The President normally represents his Presidential Address to a number of the Regions throughout the year including the GB Region in
. This however was the first time where the Address was requested by a Third Level Engineering College - signs of the growing relationship between Engineers Ireland and Third Level. London
It was also the first presentation of the Address since it was initially given in mid September. In reviewing it I was struck by the degree of update it required. The Address was quite current in terms of our ambitions in Engineers Ireland last September and much has been achieved in the intervening period thanks to the hard work by our Council, our Executive and the DG's team.
Two of our major ambitions in September were to finalise our Membership Rules and also to launch our new TV Advertising Campaign.
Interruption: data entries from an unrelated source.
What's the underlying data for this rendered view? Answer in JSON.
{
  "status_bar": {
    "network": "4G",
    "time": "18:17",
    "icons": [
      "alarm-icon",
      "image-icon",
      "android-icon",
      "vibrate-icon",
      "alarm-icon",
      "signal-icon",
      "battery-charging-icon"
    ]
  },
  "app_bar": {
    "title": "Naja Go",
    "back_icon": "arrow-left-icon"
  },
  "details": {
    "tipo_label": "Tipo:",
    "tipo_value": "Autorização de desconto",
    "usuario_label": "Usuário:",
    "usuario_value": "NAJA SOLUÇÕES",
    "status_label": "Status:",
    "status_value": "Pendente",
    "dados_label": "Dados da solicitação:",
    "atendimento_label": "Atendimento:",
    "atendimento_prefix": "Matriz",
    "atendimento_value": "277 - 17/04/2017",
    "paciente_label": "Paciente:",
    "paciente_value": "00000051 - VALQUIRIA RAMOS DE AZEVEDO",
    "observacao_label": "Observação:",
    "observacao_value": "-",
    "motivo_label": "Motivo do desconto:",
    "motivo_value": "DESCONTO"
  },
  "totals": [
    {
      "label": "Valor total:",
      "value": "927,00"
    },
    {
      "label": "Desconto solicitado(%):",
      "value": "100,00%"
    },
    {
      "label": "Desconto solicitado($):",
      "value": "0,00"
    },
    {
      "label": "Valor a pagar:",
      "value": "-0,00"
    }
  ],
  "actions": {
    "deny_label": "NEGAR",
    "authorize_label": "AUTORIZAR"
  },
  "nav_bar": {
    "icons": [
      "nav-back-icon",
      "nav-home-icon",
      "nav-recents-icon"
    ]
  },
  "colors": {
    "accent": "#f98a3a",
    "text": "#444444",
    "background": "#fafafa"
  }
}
Both were successfully achieved in the 3 month period to December.
There was a lively and very relevant 'question and answer' session after the Address mostly centring on the issue of Maths Education and also reform of the Planning system to fastrack critical infrastructure projects. We also spoke of DIT ambitions to integrate all of the current colleges on a new single campus at Grangegorman which is a very exciting project and as you can see below will transform a greater part of the north inner city between the Phoenix Park and the River Liffey.
|Model of New DIT Grangegorman Campus|
Courtesy of www.merrionstreet.ie
I repeat below the relevant sentences from the Address that gave rise to the questions from the students
'The overall objective is to build a sustainable recovery and a solid future for our people. That's means looking beyond the immediate crisis that we face as a country and start building a long term vibrant economy that will last into the future'.
'The current maths situation in
is a systemic failure in the educational system at national level. The student must always be at the centre of the educational system but the quality of an educational system can never exceed the quality of its teachers'. Ireland
'Modern building and infrastructural developments now need to be 'plan led' not 'developer led'. Planning decisions made by An Bord Pleanala need to be respected as meeting a national or strategic need regardless of any NIMBY or local considerations'.
After my Address Julie spoke to the student body of the benefits of membership of Engineers Ireland and of the support service which she has in place to answer any of the queries that the students may have.
We were very grateful for the very large number of students and indeed lecturers who turned up for the event. The largest lecture theatre in Bolton Street - named the Michael O'Donnell Room after one of my predecessors as President of Engineers Ireland - was practically full of people for the Address which was organised at relatively short notice.